However repugnant to religious propriety, and even to good manners, a large proportion of the published verse of "Scotia's Plowman Poet," must unhappily be considered, there are, nevertheless, not wanting evidences of a better taste — a purer feeling; the effect, no doubt, of those devout family exercises so touchingly alluded to in "The Cottar's Saturday Night." Who does not wish that compositions of this character had occupied the places of others — alas! too many — of a far different description? The quality of the Poet's fame might, indeed, have been greatly modified in consequence — his admirers would have been found in a different class, to that from which they have been mostly derived. Among the traces of an occasional visitation of religious feeling, which mark the pages of Robert Burns, may be mentioned Versions of the First and part of the Ninetieth Psalms. The latter — in the Scottish Version — is said to have been a favourite in the household of the Poet's father: the former is thus noticed by Allan Cunningham, in his interesting Life of the Scottish Bard: — "I am not one of those who think Burns so happy in his sacred as in his ordinary poetry. Any one who compares his 'First Psalm' with the common Version of Scotland will feel that in simplicity the sacred minstrel of the days of the Stuarts surpasses the Poet of Kyle.

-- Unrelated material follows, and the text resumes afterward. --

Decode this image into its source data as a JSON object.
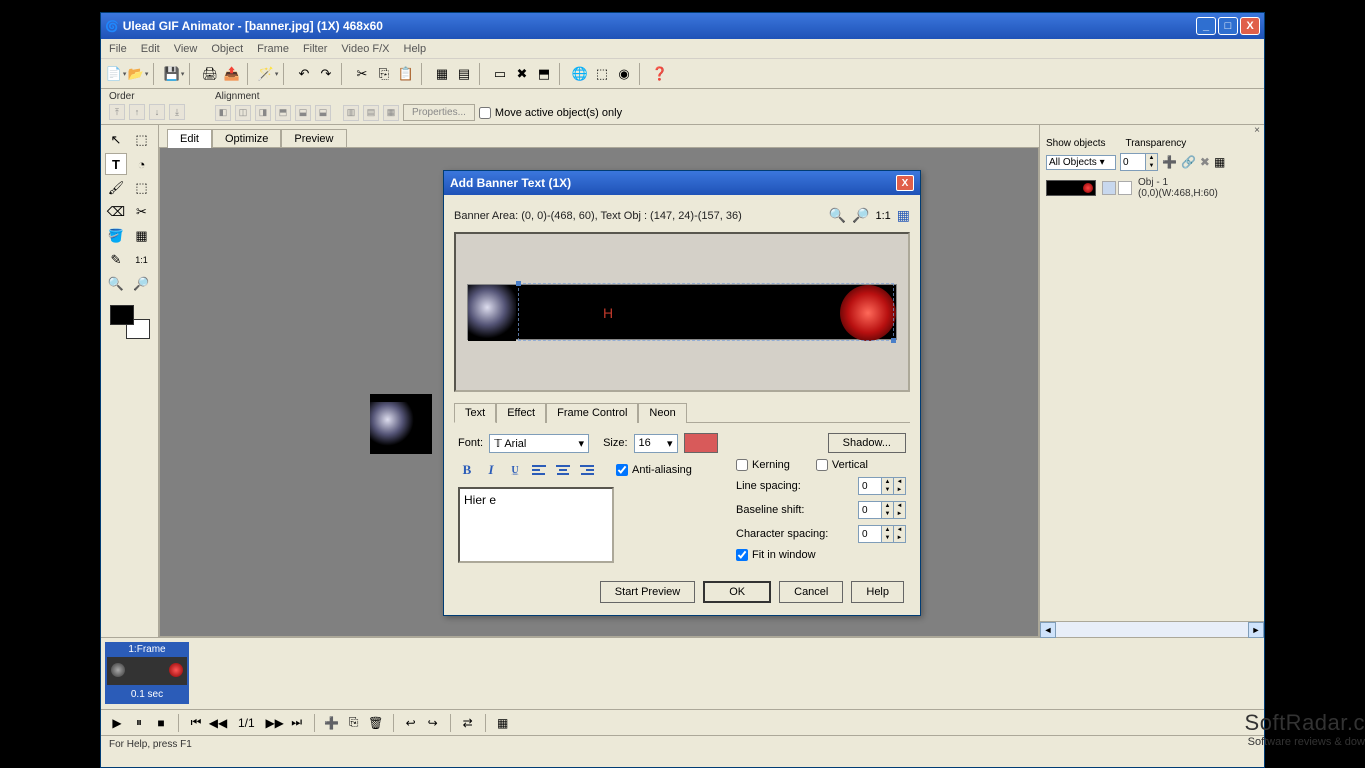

The latter is cold and tame in comparison. The verse describing the good man and the wicked man dwells on many northern memories:—
He shall be like a tree that grows
Near planted by a river,
Which in his season yields his fruit,
And his leaf fadeth never:
And all he doth shall prosper well;
The wicked are not so,
But like they are unto the chaff,
Which wind drives to and fro.
A New Version of the Psalms has long been talked of in Scotland; but the General Assembly must proceed warily in this matter. Some of the Psalms are exquisite compositions. I shall instance but the Eighth Psalm: it is Thomson's Seasons in little. The want of elegance which I have heard complained of is but a poor reason for throwing into oblivion a vast body of verse which abounds with such simplicity of language, such sincerity of expression, and wears such an old-world air, as no living bards with all their harmony and polish can equal. Besides they carry upon them the stamp of pure days and holy hands, and have the advantage of being venerable."
The man, in life wherever placed,
Hath happiness in store,
Who walks not in the wicked's way,
Nor learns their guilty lore!
Nor from the seat of scornful pride
Casts forth, his eyes. abroad,
But with humility and awe
Still walks before his GOD.
That man shall flourish like the trees
Which by the streamlets grow;
The fruitful top is spread on high,
And firm the root below.
But he whose blossoms bud in guilt.
Shall to the ground be cast,
And, like the rootless stubble, tost
Before the sweeping blast.
For why? that GOD the good adore
Hath given them peace and rest,
But hath decreed that wicked men,
Shall ne'er be truly blest.